------ Supplied entries

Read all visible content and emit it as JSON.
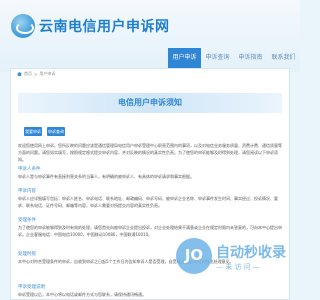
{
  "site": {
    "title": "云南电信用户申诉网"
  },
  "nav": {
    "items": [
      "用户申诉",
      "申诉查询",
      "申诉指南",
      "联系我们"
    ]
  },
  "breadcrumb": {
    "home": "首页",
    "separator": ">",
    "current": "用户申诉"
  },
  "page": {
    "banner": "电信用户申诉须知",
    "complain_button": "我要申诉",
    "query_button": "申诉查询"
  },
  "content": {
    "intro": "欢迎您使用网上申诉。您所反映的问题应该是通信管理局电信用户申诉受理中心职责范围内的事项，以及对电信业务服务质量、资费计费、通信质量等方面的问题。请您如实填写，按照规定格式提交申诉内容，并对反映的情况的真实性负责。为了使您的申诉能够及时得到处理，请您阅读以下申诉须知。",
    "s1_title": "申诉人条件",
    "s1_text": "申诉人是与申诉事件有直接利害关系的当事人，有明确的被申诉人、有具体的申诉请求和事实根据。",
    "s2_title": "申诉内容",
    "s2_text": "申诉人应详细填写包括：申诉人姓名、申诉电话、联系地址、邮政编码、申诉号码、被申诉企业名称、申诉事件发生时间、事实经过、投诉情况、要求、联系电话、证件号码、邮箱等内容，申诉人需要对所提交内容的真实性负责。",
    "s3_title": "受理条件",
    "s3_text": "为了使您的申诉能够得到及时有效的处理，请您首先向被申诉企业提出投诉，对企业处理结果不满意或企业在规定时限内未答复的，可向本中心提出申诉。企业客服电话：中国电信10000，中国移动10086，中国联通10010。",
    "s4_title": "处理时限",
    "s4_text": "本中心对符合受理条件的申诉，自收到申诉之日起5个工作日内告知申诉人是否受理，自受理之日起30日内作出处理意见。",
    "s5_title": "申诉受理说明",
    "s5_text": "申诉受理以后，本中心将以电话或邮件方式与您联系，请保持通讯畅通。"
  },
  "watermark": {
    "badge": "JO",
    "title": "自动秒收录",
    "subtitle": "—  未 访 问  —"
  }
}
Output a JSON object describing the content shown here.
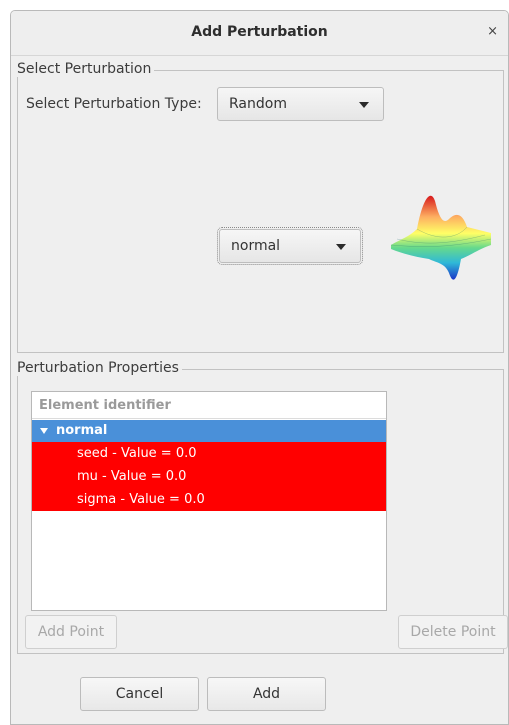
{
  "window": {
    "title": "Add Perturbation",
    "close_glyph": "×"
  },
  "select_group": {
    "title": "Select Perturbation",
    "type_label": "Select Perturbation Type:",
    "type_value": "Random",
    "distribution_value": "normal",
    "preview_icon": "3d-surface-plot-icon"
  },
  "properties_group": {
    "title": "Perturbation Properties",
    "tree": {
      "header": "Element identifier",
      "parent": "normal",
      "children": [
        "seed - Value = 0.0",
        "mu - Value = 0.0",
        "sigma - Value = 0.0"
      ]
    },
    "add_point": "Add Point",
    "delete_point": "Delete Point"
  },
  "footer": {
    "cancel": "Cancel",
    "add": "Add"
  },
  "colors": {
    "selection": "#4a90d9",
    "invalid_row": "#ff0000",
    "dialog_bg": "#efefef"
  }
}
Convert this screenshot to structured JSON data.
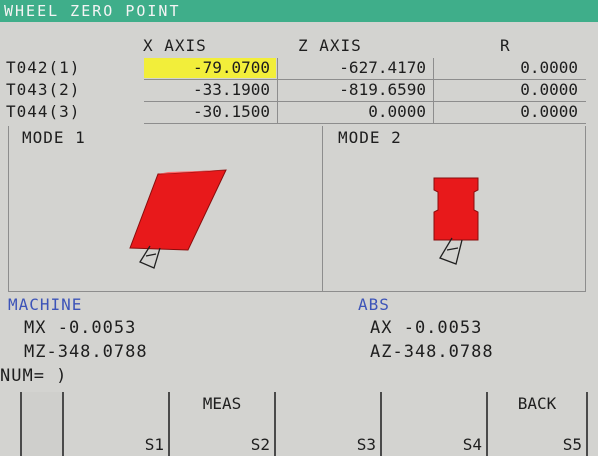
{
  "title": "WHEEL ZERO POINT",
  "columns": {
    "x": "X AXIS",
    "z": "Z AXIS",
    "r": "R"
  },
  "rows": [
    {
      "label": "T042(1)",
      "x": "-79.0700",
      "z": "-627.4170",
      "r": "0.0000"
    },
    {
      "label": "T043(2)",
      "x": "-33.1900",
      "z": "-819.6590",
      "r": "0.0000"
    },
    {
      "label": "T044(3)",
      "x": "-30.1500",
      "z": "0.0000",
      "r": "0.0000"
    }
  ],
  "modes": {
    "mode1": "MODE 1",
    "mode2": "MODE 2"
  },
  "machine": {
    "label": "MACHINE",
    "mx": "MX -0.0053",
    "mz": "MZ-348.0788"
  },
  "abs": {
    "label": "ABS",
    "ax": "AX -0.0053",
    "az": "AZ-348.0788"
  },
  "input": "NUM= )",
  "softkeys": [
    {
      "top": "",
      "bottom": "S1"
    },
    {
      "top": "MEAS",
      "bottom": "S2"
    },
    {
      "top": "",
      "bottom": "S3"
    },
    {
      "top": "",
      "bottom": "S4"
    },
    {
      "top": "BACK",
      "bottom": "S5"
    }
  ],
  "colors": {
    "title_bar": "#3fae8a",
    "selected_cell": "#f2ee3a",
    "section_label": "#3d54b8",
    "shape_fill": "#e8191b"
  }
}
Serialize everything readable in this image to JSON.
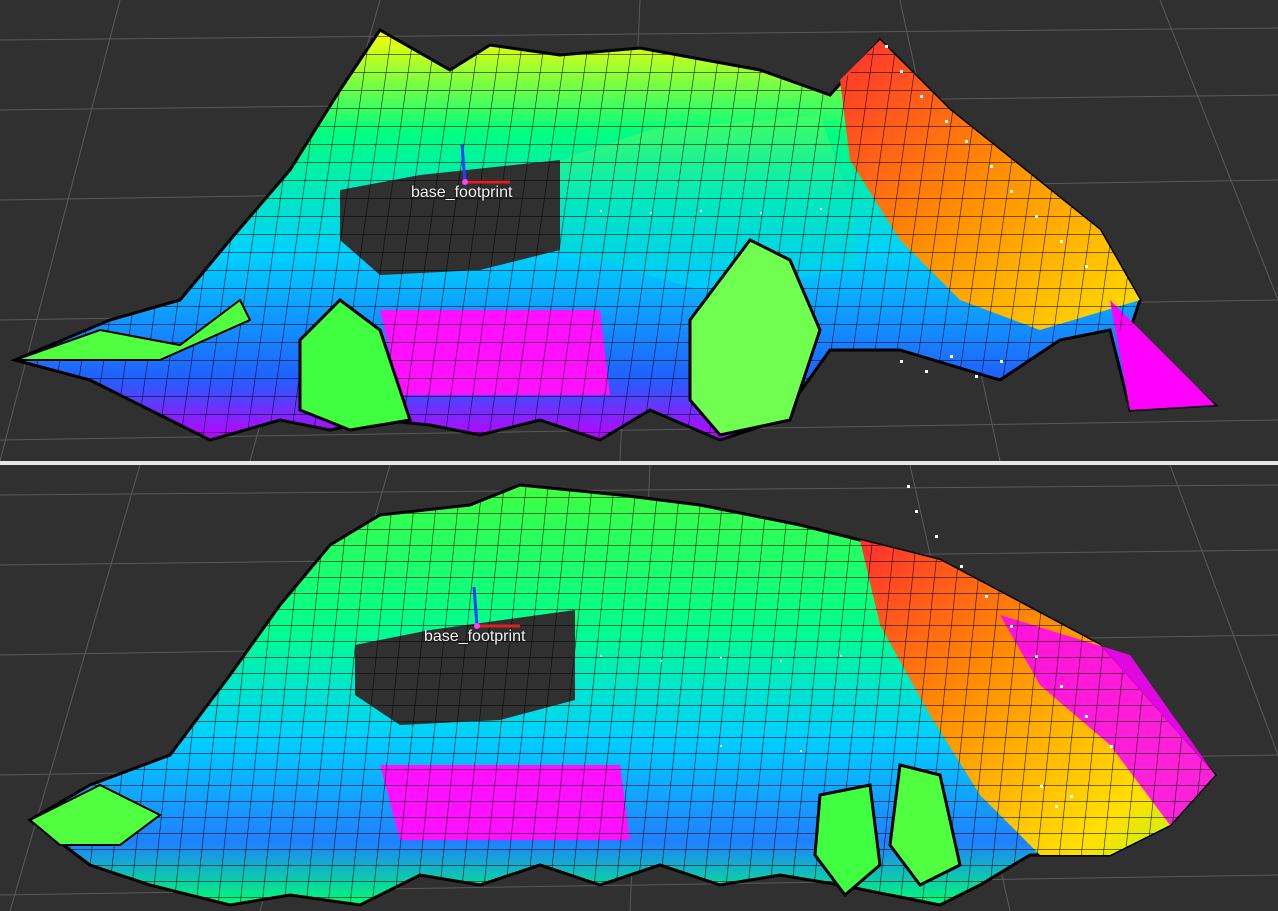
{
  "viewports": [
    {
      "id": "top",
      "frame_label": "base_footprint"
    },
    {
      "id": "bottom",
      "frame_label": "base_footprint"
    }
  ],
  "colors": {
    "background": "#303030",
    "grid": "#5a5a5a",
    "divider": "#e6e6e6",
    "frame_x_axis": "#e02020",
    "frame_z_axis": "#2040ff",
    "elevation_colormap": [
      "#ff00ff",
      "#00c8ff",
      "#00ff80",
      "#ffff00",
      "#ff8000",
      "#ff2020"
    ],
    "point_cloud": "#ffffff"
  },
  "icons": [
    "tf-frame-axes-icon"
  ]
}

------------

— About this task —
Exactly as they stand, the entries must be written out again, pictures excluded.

— Task result —
Read all visible content and emit it as JSON.
{
  "site": {
    "title": "云南电信用户申诉网"
  },
  "nav": {
    "items": [
      "用户申诉",
      "申诉查询",
      "申诉指南",
      "联系我们"
    ]
  },
  "breadcrumb": {
    "home": "首页",
    "separator": ">",
    "current": "用户申诉"
  },
  "page": {
    "banner": "电信用户申诉须知",
    "complain_button": "我要申诉",
    "query_button": "申诉查询"
  },
  "content": {
    "intro": "欢迎您使用网上申诉。您所反映的问题应该是通信管理局电信用户申诉受理中心职责范围内的事项，以及对电信业务服务质量、资费计费、通信质量等方面的问题。请您如实填写，按照规定格式提交申诉内容，并对反映的情况的真实性负责。为了使您的申诉能够及时得到处理，请您阅读以下申诉须知。",
    "s1_title": "申诉人条件",
    "s1_text": "申诉人是与申诉事件有直接利害关系的当事人，有明确的被申诉人、有具体的申诉请求和事实根据。",
    "s2_title": "申诉内容",
    "s2_text": "申诉人应详细填写包括：申诉人姓名、申诉电话、联系地址、邮政编码、申诉号码、被申诉企业名称、申诉事件发生时间、事实经过、投诉情况、要求、联系电话、证件号码、邮箱等内容，申诉人需要对所提交内容的真实性负责。",
    "s3_title": "受理条件",
    "s3_text": "为了使您的申诉能够得到及时有效的处理，请您首先向被申诉企业提出投诉，对企业处理结果不满意或企业在规定时限内未答复的，可向本中心提出申诉。企业客服电话：中国电信10000，中国移动10086，中国联通10010。",
    "s4_title": "处理时限",
    "s4_text": "本中心对符合受理条件的申诉，自收到申诉之日起5个工作日内告知申诉人是否受理，自受理之日起30日内作出处理意见。",
    "s5_title": "申诉受理说明",
    "s5_text": "申诉受理以后，本中心将以电话或邮件方式与您联系，请保持通讯畅通。"
  },
  "watermark": {
    "badge": "JO",
    "title": "自动秒收录",
    "subtitle": "—  未 访 问  —"
  }
}
Output a JSON object describing the content shown here.
{
  "window": {
    "title": "Add Perturbation",
    "close_glyph": "×"
  },
  "select_group": {
    "title": "Select Perturbation",
    "type_label": "Select Perturbation Type:",
    "type_value": "Random",
    "distribution_value": "normal",
    "preview_icon": "3d-surface-plot-icon"
  },
  "properties_group": {
    "title": "Perturbation Properties",
    "tree": {
      "header": "Element identifier",
      "parent": "normal",
      "children": [
        "seed - Value = 0.0",
        "mu - Value = 0.0",
        "sigma - Value = 0.0"
      ]
    },
    "add_point": "Add Point",
    "delete_point": "Delete Point"
  },
  "footer": {
    "cancel": "Cancel",
    "add": "Add"
  },
  "colors": {
    "selection": "#4a90d9",
    "invalid_row": "#ff0000",
    "dialog_bg": "#efefef"
  }
}
Convert this screenshot to structured JSON data.
{
  "title": "WHEEL ZERO POINT",
  "columns": {
    "x": "X AXIS",
    "z": "Z AXIS",
    "r": "R"
  },
  "rows": [
    {
      "label": "T042(1)",
      "x": "-79.0700",
      "z": "-627.4170",
      "r": "0.0000"
    },
    {
      "label": "T043(2)",
      "x": "-33.1900",
      "z": "-819.6590",
      "r": "0.0000"
    },
    {
      "label": "T044(3)",
      "x": "-30.1500",
      "z": "0.0000",
      "r": "0.0000"
    }
  ],
  "modes": {
    "mode1": "MODE 1",
    "mode2": "MODE 2"
  },
  "machine": {
    "label": "MACHINE",
    "mx": "MX -0.0053",
    "mz": "MZ-348.0788"
  },
  "abs": {
    "label": "ABS",
    "ax": "AX -0.0053",
    "az": "AZ-348.0788"
  },
  "input": "NUM= )",
  "softkeys": [
    {
      "top": "",
      "bottom": "S1"
    },
    {
      "top": "MEAS",
      "bottom": "S2"
    },
    {
      "top": "",
      "bottom": "S3"
    },
    {
      "top": "",
      "bottom": "S4"
    },
    {
      "top": "BACK",
      "bottom": "S5"
    }
  ],
  "colors": {
    "title_bar": "#3fae8a",
    "selected_cell": "#f2ee3a",
    "section_label": "#3d54b8",
    "shape_fill": "#e8191b"
  }
}
Serialize everything readable in this image to JSON.
{
  "viewports": [
    {
      "id": "top",
      "frame_label": "base_footprint"
    },
    {
      "id": "bottom",
      "frame_label": "base_footprint"
    }
  ],
  "colors": {
    "background": "#303030",
    "grid": "#5a5a5a",
    "divider": "#e6e6e6",
    "frame_x_axis": "#e02020",
    "frame_z_axis": "#2040ff",
    "elevation_colormap": [
      "#ff00ff",
      "#00c8ff",
      "#00ff80",
      "#ffff00",
      "#ff8000",
      "#ff2020"
    ],
    "point_cloud": "#ffffff"
  },
  "icons": [
    "tf-frame-axes-icon"
  ]
}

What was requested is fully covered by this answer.